Wednesday, 10 September 2008
The end of the world is not as nigh as I had hoped
I’d really rather not know what my weight is; 6.6 units of alcohol yesterday; 1,244; Oop North. At last it’s here! Big Bang Day on the BBC. Which frankly proved to be a colossal disappointment. Though perhaps less so for me than for my elderly neighbours, who had misheard the trailers as Big Band Day, and laid in extra supplies of nice biscuits to munch as they happily relived their memories of Glenn Miller, Ted Heath and Joe Loss. I did not even bother getting dressed or having a shower before settling down to listen to the historic moment as Andrew Marr reported live from the French-Swiss border on the switch-on of the Large Hadron Collider. Why fanny about with trivia when the planet might be about to disintegrate beneath me? The bloke doing the countdown under Switzerland screwed it up a bit, but then he did sound Welsh, so what else would you expect? When he finally reached zero, giggling with delight as though he had just got a sheep’s back legs down his wellies for an hour or two of passion, part of me hoped to be fleetingly conscious of the largest explosion imaginable. And perhaps just a glimpse of an old bloke with a flowing grey beard up in the sky, mouthing “Oh no, not again!” But as you know, since you are reading this, precisely sod all happened. I later established that what they were doing this morning was literally just powering the thing up; the equivalent, albeit on a somewhat larger scale, of connecting the power supply of my new MacBook to a socket. It will take weeks or even months before they actually start doing any proper experiments. And my naïve worry that they might thereby cause a recurrence of the Big Bang is apparently misplaced; the basis of the legal actions to stop the project in its tracks has apparently been concern that it might create a black hole, which could swallow the Earth over a period of a few years. Which would at least guarantee no surprises about the lead story on the BBC news every night, at any rate until it reached White City. I wonder if they were thinking this far ahead when they decided to relocate so many of their functions to Salford? The synthesized voice of Stephen Hawking was all over the airwaves before the switch-on, dispensing reassurance that “the world will not come to an end”. The only problem was that I could not help thinking that he had much less to lose than almost all the rest of us if he turned out to be wrong. I used to see him on most days in Cambridge in the early 1970s, as I plodded wearily from my college to the history faculty in the very late morning, and even then he was in the most dreadful state. “Poor soul,” I thought. “He’s not long for this world.” I had no idea who he was until many years later, when he achieved global fame as the author of A Brief History of Time.

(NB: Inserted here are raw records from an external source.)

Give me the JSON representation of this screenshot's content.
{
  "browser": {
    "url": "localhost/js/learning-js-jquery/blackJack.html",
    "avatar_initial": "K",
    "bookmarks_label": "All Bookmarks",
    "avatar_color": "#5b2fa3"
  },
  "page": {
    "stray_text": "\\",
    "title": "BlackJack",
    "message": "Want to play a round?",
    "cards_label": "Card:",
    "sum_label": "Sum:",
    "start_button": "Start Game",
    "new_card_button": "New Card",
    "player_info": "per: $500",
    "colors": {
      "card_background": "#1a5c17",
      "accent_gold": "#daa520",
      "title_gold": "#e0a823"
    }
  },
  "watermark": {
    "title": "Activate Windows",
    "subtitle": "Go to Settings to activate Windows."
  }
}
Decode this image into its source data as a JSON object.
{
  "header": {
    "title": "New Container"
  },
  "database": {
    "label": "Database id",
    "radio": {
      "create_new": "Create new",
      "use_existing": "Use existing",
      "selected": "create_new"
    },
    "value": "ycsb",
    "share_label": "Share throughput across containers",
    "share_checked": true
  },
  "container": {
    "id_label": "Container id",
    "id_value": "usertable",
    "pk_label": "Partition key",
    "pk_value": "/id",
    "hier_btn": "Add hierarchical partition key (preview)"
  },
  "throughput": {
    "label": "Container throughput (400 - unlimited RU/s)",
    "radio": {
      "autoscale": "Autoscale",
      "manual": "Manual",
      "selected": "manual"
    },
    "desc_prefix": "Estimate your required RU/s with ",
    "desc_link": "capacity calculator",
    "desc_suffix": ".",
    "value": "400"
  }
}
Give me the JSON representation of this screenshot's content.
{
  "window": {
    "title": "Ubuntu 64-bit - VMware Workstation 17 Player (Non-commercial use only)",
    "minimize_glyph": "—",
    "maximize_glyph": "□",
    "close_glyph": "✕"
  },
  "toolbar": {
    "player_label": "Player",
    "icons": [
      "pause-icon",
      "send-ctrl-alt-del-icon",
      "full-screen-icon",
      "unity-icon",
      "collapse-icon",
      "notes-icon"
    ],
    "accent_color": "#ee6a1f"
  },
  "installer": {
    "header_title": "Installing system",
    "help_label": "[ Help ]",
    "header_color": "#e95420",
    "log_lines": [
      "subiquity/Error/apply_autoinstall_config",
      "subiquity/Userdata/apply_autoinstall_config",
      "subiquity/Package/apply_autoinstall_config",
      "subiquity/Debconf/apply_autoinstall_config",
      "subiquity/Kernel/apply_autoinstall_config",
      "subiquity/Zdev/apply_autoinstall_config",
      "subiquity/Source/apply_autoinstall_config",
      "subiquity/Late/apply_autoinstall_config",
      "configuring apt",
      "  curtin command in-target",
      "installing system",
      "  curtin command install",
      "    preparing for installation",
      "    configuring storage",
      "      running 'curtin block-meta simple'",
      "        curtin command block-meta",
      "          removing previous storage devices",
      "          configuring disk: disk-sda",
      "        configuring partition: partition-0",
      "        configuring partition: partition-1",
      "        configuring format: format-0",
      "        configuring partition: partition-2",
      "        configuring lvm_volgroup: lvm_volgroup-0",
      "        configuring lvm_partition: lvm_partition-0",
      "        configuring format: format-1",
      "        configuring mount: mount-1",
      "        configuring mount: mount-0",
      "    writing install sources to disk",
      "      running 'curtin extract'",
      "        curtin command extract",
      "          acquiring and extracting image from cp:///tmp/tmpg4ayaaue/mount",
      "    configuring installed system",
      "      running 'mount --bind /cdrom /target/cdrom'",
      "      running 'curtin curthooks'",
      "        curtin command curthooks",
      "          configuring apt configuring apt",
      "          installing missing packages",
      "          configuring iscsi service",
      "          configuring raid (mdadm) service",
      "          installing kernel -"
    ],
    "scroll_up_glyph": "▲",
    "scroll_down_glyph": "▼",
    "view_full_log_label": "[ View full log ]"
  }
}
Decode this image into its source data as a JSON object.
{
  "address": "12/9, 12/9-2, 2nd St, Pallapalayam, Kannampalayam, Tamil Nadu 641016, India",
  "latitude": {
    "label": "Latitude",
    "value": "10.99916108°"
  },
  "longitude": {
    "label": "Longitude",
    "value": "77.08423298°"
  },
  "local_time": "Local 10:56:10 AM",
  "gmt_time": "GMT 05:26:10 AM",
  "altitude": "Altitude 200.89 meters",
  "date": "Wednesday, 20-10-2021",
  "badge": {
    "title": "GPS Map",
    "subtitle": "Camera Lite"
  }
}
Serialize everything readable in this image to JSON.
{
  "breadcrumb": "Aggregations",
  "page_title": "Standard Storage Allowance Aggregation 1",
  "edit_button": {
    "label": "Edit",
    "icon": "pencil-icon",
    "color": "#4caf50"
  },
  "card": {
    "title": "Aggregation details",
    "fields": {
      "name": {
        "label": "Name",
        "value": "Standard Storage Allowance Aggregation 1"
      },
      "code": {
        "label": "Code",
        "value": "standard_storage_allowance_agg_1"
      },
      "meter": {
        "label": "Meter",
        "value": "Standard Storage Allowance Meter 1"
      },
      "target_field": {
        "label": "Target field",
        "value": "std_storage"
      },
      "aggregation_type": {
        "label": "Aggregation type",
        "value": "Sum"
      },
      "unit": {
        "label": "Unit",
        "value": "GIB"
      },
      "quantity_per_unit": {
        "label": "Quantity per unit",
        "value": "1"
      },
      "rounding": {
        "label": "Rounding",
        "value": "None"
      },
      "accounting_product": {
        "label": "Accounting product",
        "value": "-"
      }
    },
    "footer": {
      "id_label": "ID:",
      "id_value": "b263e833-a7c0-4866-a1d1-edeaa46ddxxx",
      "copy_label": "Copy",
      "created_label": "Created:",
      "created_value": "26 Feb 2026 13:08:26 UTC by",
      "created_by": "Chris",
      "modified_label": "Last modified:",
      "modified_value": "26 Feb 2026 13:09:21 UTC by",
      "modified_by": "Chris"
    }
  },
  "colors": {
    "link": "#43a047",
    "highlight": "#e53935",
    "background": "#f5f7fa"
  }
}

The hardback has been sitting on my shelves ever since, with a bookmark where I got stuck on page 3. Even Salman Rushdie has not been able to break this record. With him, I usually get at least halfway through the first chapter. It is particularly annoying to reflect that Professor Hawking not only has a brain the size of a larger than average planet, and has added greatly to the sum of human knowledge; but, with his two wives and three children, he has also had a much more interesting and fulfilling personal life than mine. It is clearly important for an educated and able-bodied bloke to set aside the sense that “It’s just not fair” and raise his glass to someone who had demonstrated such a colossal will to live in the face of such utterly crippling disabilities, and managed to overcome them. What a loss to science it would have been if he had been a Newcastle United supporter, and turned his face to the wall every time Wor Lads suffered a minor setback on their predestined road to sporting glory.